--- DATA SHOWN ---

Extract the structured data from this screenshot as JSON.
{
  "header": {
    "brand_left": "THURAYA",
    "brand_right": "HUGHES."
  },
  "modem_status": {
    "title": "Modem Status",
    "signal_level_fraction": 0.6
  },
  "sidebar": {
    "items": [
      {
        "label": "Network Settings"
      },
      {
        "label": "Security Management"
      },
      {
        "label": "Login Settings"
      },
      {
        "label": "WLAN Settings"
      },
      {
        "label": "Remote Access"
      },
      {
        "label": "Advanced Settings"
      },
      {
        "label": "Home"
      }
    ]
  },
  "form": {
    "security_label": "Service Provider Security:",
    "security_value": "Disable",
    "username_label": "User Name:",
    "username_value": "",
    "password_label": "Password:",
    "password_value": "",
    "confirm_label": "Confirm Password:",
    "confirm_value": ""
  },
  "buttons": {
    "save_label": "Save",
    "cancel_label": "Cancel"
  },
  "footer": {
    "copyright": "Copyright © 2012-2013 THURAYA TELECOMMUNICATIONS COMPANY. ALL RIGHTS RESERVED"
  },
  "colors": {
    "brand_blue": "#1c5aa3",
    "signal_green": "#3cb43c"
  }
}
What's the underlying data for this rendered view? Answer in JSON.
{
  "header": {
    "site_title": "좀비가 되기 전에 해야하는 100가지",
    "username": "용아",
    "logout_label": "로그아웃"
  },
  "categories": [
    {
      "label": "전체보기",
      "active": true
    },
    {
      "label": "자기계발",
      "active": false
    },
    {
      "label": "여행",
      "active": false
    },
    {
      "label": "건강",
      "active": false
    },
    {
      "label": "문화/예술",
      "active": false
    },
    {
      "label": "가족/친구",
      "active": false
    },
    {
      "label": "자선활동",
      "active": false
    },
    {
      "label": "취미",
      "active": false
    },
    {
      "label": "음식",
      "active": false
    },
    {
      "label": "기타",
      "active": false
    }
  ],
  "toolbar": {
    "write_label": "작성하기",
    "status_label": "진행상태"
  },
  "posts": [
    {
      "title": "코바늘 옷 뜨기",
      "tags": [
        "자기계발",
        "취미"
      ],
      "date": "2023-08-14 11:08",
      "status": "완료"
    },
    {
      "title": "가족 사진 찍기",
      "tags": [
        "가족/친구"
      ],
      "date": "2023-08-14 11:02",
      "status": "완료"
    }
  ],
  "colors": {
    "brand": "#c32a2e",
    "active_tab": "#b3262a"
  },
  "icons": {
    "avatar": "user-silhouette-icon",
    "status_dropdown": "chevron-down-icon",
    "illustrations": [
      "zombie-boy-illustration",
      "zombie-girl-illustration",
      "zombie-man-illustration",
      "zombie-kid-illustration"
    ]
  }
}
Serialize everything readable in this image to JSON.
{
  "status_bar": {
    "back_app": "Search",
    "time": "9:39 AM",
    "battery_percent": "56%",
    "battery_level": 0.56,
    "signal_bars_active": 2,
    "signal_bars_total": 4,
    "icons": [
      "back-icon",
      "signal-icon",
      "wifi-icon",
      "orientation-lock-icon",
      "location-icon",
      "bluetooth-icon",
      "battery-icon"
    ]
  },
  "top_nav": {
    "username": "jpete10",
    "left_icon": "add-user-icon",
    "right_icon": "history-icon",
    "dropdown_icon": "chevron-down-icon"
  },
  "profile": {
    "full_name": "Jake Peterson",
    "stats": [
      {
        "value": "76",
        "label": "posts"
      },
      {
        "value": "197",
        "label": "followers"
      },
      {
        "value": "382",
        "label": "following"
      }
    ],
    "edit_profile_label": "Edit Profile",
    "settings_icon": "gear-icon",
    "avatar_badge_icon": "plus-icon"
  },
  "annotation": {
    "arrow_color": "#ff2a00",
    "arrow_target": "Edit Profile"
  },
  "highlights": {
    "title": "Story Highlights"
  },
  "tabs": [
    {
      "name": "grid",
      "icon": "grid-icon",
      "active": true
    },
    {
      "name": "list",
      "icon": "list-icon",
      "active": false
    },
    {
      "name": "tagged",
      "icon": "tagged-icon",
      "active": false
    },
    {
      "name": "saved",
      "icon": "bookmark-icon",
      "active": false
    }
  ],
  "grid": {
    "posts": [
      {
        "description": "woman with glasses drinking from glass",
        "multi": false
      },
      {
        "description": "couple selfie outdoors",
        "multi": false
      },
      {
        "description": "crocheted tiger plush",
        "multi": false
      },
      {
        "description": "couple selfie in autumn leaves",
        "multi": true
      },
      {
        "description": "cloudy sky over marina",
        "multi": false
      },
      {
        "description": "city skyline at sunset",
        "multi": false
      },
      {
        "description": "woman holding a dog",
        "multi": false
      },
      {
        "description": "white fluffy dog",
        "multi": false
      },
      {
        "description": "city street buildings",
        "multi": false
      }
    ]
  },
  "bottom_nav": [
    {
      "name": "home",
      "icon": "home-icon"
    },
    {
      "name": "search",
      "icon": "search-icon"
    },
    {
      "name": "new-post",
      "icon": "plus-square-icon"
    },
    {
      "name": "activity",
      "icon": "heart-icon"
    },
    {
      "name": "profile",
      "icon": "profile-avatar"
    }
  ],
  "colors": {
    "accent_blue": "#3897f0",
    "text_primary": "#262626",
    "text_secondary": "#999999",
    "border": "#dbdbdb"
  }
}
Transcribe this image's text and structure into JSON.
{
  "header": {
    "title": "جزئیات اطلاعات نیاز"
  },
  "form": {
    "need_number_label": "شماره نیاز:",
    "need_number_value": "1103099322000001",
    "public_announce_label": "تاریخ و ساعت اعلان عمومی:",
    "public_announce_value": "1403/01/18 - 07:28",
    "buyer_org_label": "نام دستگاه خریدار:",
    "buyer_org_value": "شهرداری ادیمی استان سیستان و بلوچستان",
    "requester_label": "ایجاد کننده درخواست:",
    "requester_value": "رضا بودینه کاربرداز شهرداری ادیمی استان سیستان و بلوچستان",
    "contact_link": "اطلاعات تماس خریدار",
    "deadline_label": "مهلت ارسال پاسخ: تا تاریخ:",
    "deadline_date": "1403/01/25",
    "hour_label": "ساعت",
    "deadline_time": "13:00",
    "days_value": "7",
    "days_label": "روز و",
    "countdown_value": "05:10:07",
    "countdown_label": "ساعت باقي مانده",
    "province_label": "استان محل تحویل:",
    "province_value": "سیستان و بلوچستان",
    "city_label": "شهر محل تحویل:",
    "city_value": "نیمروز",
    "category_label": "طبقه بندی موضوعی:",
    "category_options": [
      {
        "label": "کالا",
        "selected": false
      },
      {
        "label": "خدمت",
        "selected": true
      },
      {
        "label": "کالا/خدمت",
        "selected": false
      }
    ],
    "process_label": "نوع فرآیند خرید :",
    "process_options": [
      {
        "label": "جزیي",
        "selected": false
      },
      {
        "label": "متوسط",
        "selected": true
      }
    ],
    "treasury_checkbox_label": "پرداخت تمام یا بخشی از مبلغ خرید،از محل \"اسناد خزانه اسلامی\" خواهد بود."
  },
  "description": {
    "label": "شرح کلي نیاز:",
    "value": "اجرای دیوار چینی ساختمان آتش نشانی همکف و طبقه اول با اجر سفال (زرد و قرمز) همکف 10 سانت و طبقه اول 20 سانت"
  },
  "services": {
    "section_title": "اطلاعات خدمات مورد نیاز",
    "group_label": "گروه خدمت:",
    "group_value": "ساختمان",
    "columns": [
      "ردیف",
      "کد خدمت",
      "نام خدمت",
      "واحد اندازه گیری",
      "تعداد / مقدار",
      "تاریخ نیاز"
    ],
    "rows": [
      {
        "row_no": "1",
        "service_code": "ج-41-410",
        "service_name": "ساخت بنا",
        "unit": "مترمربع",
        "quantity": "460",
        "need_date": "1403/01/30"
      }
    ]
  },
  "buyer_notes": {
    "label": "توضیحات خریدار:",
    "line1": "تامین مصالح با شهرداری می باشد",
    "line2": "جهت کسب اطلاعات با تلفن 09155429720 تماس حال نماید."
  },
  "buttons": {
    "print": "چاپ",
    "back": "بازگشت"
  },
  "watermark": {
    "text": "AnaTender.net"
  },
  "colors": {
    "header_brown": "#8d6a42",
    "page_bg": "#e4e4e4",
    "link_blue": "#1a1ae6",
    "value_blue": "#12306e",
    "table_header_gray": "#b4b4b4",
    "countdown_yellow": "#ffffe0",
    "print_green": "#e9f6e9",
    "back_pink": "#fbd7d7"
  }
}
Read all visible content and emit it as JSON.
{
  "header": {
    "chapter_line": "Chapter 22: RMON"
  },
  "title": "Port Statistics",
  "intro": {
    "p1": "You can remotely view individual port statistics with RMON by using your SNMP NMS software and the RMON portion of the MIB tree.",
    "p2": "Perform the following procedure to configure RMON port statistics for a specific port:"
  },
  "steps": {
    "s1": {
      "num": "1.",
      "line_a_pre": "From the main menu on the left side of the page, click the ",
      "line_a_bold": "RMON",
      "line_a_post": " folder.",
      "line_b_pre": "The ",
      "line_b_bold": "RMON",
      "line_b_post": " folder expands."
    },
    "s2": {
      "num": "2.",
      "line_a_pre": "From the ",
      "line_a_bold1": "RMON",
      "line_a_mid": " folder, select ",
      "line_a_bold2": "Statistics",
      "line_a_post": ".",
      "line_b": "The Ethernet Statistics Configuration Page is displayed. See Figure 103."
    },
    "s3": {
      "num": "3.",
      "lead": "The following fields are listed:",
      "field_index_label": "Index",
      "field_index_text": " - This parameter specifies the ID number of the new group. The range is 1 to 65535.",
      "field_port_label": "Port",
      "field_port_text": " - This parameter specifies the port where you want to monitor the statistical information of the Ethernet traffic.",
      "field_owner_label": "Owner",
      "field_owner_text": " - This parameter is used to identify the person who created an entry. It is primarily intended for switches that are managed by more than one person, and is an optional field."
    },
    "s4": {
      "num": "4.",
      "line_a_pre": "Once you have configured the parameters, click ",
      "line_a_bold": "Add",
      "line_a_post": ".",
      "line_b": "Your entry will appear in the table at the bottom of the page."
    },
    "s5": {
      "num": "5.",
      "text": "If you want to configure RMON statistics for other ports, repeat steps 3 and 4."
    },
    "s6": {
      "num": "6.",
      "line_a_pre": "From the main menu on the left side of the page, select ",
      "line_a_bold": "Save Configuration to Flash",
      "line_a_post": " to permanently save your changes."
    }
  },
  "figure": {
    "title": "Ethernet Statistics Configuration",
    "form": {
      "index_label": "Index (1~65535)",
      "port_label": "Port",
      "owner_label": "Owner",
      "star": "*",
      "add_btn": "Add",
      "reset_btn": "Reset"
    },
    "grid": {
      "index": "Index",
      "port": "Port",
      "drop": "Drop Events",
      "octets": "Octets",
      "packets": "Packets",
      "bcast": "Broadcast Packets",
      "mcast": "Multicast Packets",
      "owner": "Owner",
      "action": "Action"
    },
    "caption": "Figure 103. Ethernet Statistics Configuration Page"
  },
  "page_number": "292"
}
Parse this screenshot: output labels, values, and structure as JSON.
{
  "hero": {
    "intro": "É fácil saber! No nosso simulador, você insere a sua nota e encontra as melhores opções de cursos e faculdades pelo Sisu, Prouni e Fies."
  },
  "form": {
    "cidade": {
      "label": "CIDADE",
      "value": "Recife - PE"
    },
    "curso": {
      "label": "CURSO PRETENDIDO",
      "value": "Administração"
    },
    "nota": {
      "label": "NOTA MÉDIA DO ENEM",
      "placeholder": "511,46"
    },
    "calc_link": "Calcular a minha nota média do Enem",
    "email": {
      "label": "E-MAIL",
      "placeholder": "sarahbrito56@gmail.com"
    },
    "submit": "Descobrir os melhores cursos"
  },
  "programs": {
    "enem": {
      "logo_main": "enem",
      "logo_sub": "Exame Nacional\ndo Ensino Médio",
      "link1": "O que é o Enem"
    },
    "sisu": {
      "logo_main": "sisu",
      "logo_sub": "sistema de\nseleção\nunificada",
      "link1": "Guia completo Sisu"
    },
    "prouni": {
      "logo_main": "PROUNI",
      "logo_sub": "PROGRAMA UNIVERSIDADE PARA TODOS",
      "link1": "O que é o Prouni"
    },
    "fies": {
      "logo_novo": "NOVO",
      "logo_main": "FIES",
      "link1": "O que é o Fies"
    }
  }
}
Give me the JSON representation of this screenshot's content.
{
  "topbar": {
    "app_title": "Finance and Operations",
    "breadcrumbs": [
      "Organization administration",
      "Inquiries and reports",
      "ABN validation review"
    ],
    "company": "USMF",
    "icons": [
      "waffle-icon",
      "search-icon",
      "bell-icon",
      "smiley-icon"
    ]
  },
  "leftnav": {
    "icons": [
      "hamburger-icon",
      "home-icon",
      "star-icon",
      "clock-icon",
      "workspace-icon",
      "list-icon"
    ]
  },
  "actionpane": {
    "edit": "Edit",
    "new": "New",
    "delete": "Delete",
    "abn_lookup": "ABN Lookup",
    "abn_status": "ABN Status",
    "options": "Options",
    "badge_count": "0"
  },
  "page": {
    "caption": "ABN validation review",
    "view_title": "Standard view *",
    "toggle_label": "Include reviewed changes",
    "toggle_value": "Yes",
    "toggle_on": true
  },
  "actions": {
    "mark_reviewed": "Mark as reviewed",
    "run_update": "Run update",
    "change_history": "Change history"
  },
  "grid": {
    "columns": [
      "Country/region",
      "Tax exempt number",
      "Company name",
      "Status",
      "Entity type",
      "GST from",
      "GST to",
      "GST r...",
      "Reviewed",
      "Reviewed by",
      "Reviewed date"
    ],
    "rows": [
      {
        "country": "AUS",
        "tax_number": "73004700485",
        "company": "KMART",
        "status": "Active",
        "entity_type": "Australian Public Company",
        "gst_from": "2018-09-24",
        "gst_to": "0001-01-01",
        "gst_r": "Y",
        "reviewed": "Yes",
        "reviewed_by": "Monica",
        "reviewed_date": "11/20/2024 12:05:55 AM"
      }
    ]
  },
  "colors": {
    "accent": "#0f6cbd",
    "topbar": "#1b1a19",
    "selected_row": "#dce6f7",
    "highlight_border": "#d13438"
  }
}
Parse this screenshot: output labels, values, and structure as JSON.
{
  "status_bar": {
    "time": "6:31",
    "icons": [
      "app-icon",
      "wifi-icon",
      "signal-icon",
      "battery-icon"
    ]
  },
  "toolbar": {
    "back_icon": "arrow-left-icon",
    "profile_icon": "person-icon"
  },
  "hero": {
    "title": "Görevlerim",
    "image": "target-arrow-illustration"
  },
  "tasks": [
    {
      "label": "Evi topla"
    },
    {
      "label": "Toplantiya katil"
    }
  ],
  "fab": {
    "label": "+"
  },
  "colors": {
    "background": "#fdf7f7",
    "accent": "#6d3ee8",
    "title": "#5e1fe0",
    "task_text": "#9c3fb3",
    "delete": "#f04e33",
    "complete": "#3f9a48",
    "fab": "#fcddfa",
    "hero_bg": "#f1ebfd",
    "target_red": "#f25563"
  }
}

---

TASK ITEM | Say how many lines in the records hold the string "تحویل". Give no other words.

WRITTEN ANSWER | 2